Title: A Confusion of Princes
Author: Garth Nix
Khemri is a prince of the realm, and he’s destined to be the next emperor – or so he thinks. Being a prince turns out to be not quite as exciting as it sounds, because there are millions of princes out there. All of them are enhanced with Bitek, Mektek, and Psitek, and all of them are vying to become the next emperor. As soon as Khemri comes of age, he is tossed out of the little oasis of calm where he’s been coddled and looked after all his life. Now it’s on to the real world, where it’s kill or be killed – again and again.

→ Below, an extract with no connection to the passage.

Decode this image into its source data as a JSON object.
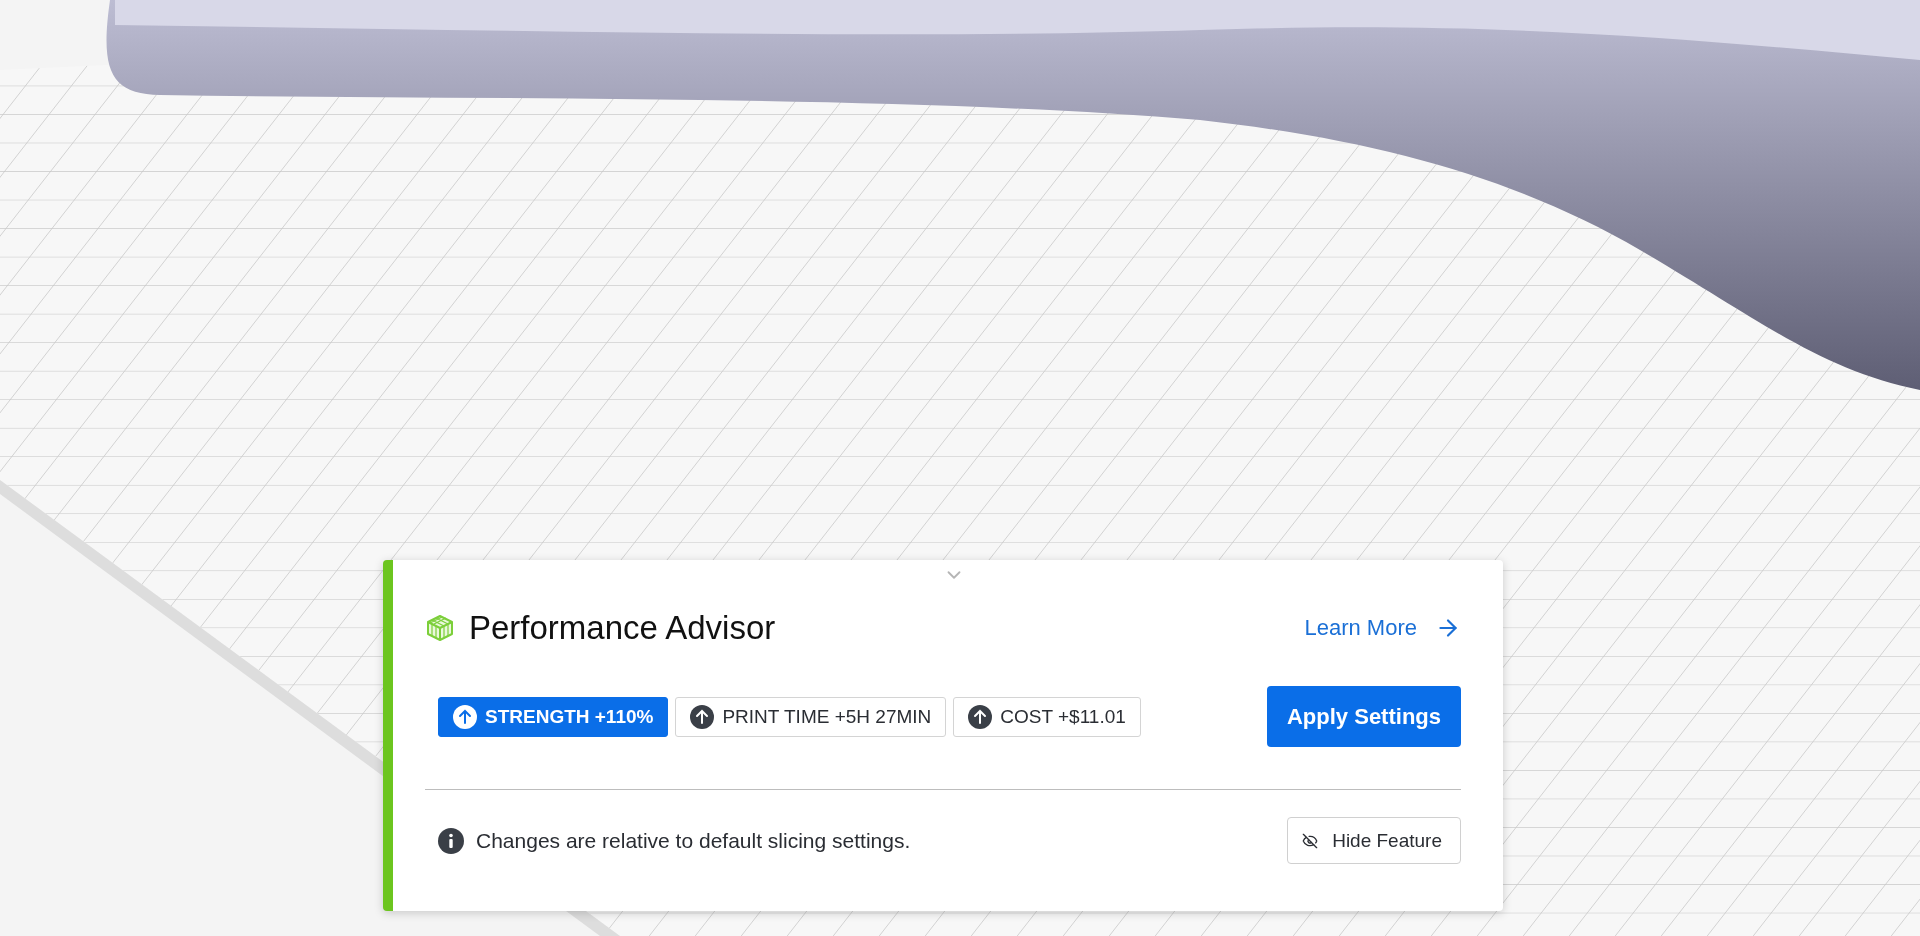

A Confusion of Princes is pretty hardcore science fiction. We jump in to the story midstream, never really learning how this world came to be and how all the technologies work. Having said that, if you’re willing to go with the flow, it’s an excellent ride. There’s lots of action, a bit of a coming-of-age story as Khemri sheds his views of privilege and entitlement (sometimes quite painfully), and the world Garth Nix has created is pretty darn amazing.
–Lisa, Teen Librarian
Title: The Strange Case of Origami Yoda
Author: Tom Angleberger
This book is set up as a “case file” assembled by Tommy and including comments and drawings from his friends. Tommy is trying to get to the bottom of a strange problem: Is Origami Yoda real? “Does he really know things? Can he see the future? Does he use the Force? Or is he just a hoax that fooled a whole bunch of us?”
Origami Yoda was created by Dwight, and from his perch on Dwight’s finger, he speaks through Dwight in a surprisingly wise way. The reason this is so strange is that Dwight is so strange. Dwight is the weird kid who pulls his socks up over his knees when he wears shorts. The one who spewed apple juice all over the class cupcakes. The one who wanted everyone to call him Captain Dwight. So, he’s weird. Benign, but weird.
Origami Yoda, on the other hand, is a virtual fountain of wisdom and sage advice. You leaned against the wet bathroom sink and it looks like you peed your pants? Splash your whole body – it’s a water accident, not a potty accident. Problem solved! The thing is, if Dwight is such a weirdo, how does Yoda give such good advice? And if Yoda gives such good advice, why doesn’t Dwight listen to it? This is the conundrum Tommy is trying to solve, and it makes for a very entertaining book.
I started reading this on my lunch break and finished it at dinner. It’s a super-fast read (maybe 150 pages long), but there’s substance, too. The design of the book is fun. The pages are faux-crinkled, the fonts change depending on who’s telling the story, and there are lots of little doodle drawings and commentaries in the margins. The story continues in Darth Paper Strikes Back and The Secret of the Fortune Wookiee.